John Jago

February reflection

How much did my indie projects grow in February 2024? Let’s find out!

A summary of progress:

This month, I started to keep track of hours spent on each project, to see how input and results correlate.

I also want to mention that I don’t think focusing on metrics like website visitors should be the goal. It would ideally be number of people helped, which is more difficult to measure. As these projects grow, I hope to shift my focus to more meaningful metrics over vanity metrics, but for now, it’s easier to see progress this way.

ProjectTime spent (hours)MetricResult
Dashify9active installs<10 (+0)
""revenue$0 (+$0)
undo.studio9.4posts written4 (-3)
""visitors83 (+44)
johnjago.com5.6*posts written0 (-4)
""visitors527 (-55)
Twitter3.6followers53 (+17)

* This time was spent redesigning instead of writing.

I removed a couple “projects” which I’m not actively working towards that were in last month’s table.


I worked a total of 33.9 hours on these projects. It’s likely a little more as I’m sure I forgot to record some hours. I also only record hours that I’m pretty focused, so how does it compare to a typical full time job?

Let’s say that in the average full time office job, you work a total of 40 hours each week. On the high end, each day, 4 of your 8 hours are deep work (great book, by the way), so meetings and time spent walking around an office don’t count. Each month you can work a maximum of about 87 deep work hours.

Being familiar with how office and home environments can be, even 4 hours each day is a stretch.
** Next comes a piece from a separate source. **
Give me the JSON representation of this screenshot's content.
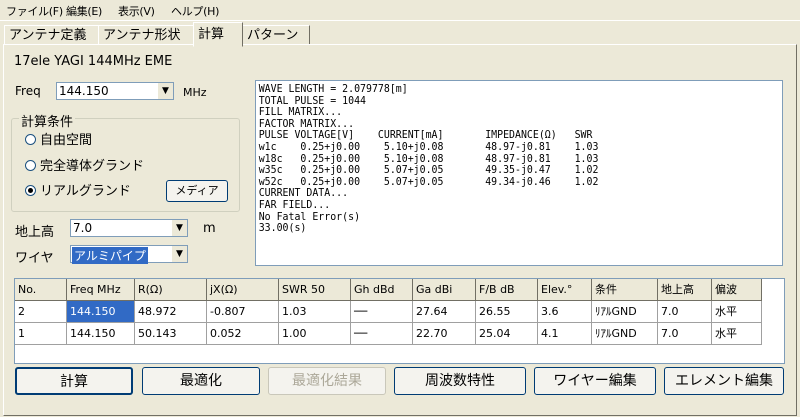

On the safer side, if we say 3 hours, that would be about 65 hours of deep work each month.

With that in mind, I’m working about half a typical office job in terms of deep work hours, which is about right considering I’m still wrapping things up at my startup, which I hope to fully exit by April.

Previous reflections

👋 This is my work journal, a series where I write daily about trying to make a living building a bootstrapped software product.